- _Exercise aim_
The word "ツイートする" marks the lines you need; copy each of them from the data.

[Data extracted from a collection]
- - - -
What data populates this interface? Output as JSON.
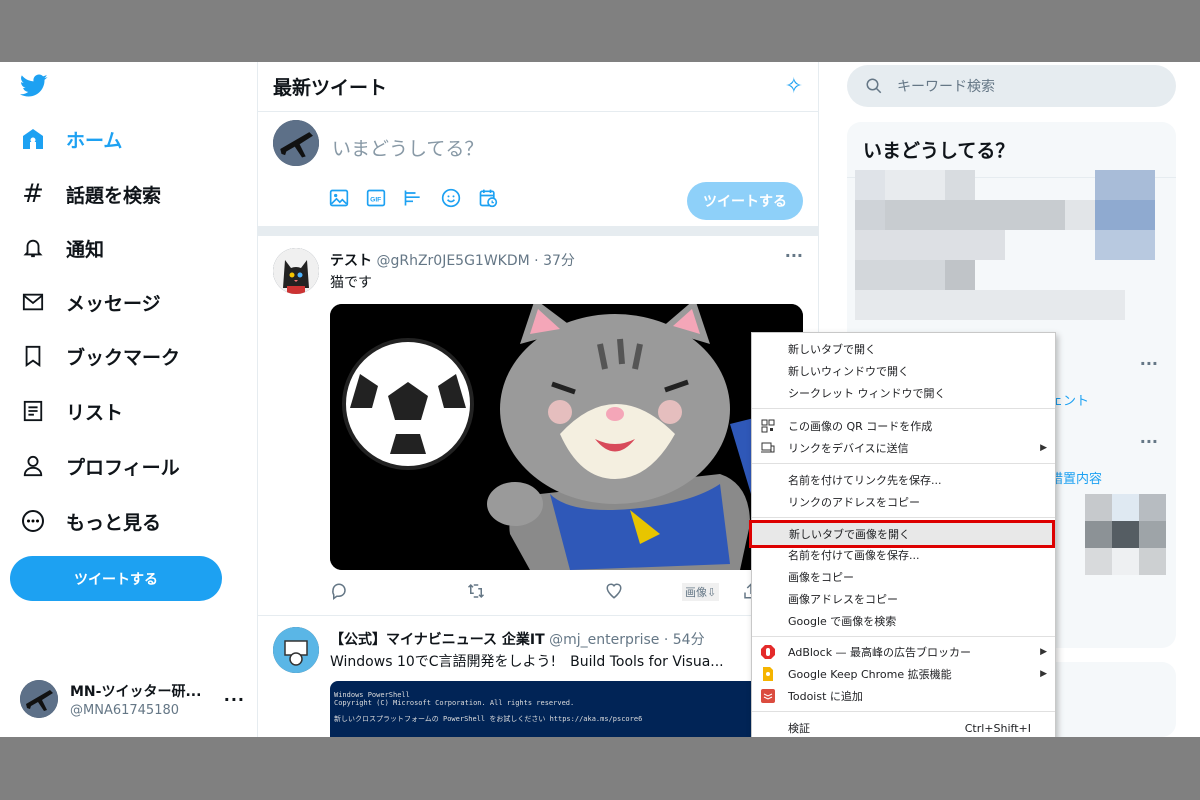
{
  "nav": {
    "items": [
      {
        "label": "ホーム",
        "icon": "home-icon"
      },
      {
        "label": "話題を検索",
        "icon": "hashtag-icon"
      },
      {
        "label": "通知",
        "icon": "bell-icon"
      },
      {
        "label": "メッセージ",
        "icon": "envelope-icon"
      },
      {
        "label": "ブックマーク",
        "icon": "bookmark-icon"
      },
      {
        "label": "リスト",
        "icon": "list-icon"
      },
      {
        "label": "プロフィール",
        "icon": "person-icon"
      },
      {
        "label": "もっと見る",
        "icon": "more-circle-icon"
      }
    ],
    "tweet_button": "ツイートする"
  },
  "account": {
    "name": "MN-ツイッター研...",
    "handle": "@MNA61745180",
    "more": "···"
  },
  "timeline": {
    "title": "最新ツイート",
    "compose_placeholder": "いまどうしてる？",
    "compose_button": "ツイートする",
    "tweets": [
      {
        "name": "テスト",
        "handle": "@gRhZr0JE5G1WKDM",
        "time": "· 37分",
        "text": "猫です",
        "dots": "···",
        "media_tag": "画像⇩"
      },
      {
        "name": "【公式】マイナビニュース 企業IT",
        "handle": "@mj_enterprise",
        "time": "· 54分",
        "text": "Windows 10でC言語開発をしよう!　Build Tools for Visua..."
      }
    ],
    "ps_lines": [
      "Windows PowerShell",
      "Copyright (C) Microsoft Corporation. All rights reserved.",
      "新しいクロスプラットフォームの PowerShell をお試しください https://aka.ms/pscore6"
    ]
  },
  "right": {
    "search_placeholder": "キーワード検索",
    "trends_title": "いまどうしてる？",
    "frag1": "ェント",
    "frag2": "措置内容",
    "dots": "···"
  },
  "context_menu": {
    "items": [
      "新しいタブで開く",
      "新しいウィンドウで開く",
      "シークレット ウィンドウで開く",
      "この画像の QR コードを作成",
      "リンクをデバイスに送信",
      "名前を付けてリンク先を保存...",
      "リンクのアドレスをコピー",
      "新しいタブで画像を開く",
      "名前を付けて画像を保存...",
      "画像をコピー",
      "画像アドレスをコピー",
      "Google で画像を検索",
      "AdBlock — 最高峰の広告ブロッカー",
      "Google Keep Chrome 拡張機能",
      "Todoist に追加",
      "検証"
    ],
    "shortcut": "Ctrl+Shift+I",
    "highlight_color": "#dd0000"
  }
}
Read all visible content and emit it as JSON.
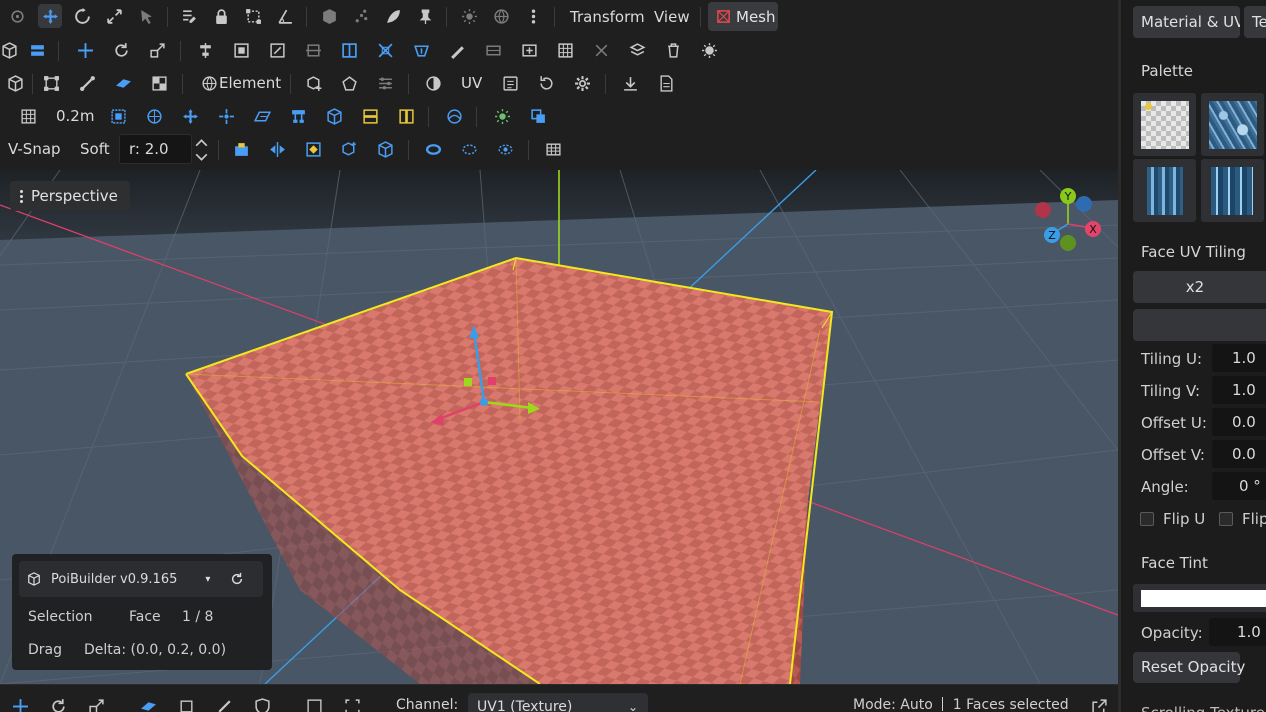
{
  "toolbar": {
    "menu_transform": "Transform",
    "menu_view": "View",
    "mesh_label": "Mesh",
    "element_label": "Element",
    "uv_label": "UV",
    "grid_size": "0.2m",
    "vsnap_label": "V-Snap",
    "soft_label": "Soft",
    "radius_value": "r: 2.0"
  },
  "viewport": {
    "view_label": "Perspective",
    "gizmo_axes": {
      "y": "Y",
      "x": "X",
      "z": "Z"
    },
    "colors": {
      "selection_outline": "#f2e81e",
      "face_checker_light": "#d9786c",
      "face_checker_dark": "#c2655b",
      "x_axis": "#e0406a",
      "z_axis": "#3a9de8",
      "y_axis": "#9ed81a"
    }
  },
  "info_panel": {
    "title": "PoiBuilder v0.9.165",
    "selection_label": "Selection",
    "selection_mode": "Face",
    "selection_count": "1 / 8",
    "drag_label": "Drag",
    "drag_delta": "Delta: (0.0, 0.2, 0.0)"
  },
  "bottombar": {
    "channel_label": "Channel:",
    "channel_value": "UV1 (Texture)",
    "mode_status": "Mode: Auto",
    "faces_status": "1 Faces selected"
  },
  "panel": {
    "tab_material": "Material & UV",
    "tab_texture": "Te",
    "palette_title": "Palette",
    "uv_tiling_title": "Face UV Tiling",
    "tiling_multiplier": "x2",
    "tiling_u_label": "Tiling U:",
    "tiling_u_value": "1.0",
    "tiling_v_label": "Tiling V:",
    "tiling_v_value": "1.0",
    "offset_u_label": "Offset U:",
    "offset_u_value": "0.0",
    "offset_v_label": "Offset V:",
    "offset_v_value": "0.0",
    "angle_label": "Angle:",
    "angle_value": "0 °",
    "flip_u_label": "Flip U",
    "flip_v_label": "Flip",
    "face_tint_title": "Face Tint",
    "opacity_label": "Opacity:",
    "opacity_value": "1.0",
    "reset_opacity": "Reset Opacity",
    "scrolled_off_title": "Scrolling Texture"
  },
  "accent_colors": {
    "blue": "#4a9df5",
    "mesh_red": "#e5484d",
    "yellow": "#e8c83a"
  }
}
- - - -
- _Result of this task_
    "tweet_button": "ツイートする"
    "compose_button": "ツイートする",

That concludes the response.